Programmer, writer, avid student of life. I make useful things, and share what I learn.

The advantage of no funding

Having no funding was a huge advantage for me.

A year after I started CD Baby, the dot-com boom happened. Anyone with a little hot air and a vague plan was given millions of dollars by investors. It was ridiculous.

Most business owners I knew would tell you about their businesses by talking about their second round of funding, their fancy encrypted replicated load-balancing database server, their twenty-person development team, their nice midtown office with a pool table, and their weekly promotion parties. When you asked what the business actually did, they couldn’t explain it clearly.

Then they would talk about LOI, ROI, NDAs, IPOs, and all kinds of things that also had nothing to do with actually helping people.

I’m so glad I didn’t have investors. I didn’t have to please anybody but my customers and myself. No effort spent on anything but my customers.

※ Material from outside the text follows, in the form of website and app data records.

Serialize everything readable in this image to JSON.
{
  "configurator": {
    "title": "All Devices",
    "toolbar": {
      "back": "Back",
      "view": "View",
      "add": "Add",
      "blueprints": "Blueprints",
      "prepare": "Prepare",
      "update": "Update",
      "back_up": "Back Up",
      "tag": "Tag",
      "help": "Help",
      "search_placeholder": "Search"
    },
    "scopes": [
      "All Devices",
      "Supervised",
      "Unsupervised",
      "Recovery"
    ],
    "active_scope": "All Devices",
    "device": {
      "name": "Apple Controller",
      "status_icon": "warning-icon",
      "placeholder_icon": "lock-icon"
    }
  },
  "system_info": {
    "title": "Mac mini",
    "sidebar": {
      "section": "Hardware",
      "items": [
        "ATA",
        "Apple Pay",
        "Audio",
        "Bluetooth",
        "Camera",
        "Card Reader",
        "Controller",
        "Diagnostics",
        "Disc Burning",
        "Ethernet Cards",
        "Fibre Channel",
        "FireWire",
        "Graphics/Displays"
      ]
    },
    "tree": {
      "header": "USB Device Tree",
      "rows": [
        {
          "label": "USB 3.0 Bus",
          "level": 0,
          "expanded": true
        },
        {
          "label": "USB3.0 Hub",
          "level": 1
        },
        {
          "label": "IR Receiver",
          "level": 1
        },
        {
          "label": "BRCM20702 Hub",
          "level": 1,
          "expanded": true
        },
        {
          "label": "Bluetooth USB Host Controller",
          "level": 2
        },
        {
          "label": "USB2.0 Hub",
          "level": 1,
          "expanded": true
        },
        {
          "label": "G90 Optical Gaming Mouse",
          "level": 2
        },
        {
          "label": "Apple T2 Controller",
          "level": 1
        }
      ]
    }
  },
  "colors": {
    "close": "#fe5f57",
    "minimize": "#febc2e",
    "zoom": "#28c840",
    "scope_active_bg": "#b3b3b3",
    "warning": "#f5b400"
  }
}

I’d get weekly calls from investment firms, wanting to invest in CD Baby. My immediate answer was always “No thanks.”

They’d say, “Don’t you want to expand?”

I’d say, “No. I want my business to be smaller, not bigger.”

That always ended the conversation.

By not having any money to waste, you never waste money.

Since I couldn’t afford a programmer, I went to the bookstore and got a $25 book on PHP and MySQL programming. Then I sat down and learned it, with no programming experience. Necessity is a great teacher.

Even years later, the desks were just planks of wood on cinderblocks from the hardware store. I made the office computers myself from parts. My well-funded friends would spend $100,000 to buy something that I made myself for $1000. They did it saying “we need the very best,” but it didn’t improve anything for the customers.

Never forget that absolutely everything you do is for your customers. Make every decision — even decisions about whether to expand the business, raise money, or promote someone — according to what’s best for your customers.

If you’re ever unsure what to prioritize, just ask your customers the open-ended question, “How can I best help you now?” Then focus on satisfying those requests.

None of your customers will ask you to turn your attention to expanding. They want you to keep your attention focused on them.

It’s counterintuitive, but the way to grow your business is to focus entirely on your existing customers. Just thrill them, and they’ll tell everyone.

Anything You Want - book cover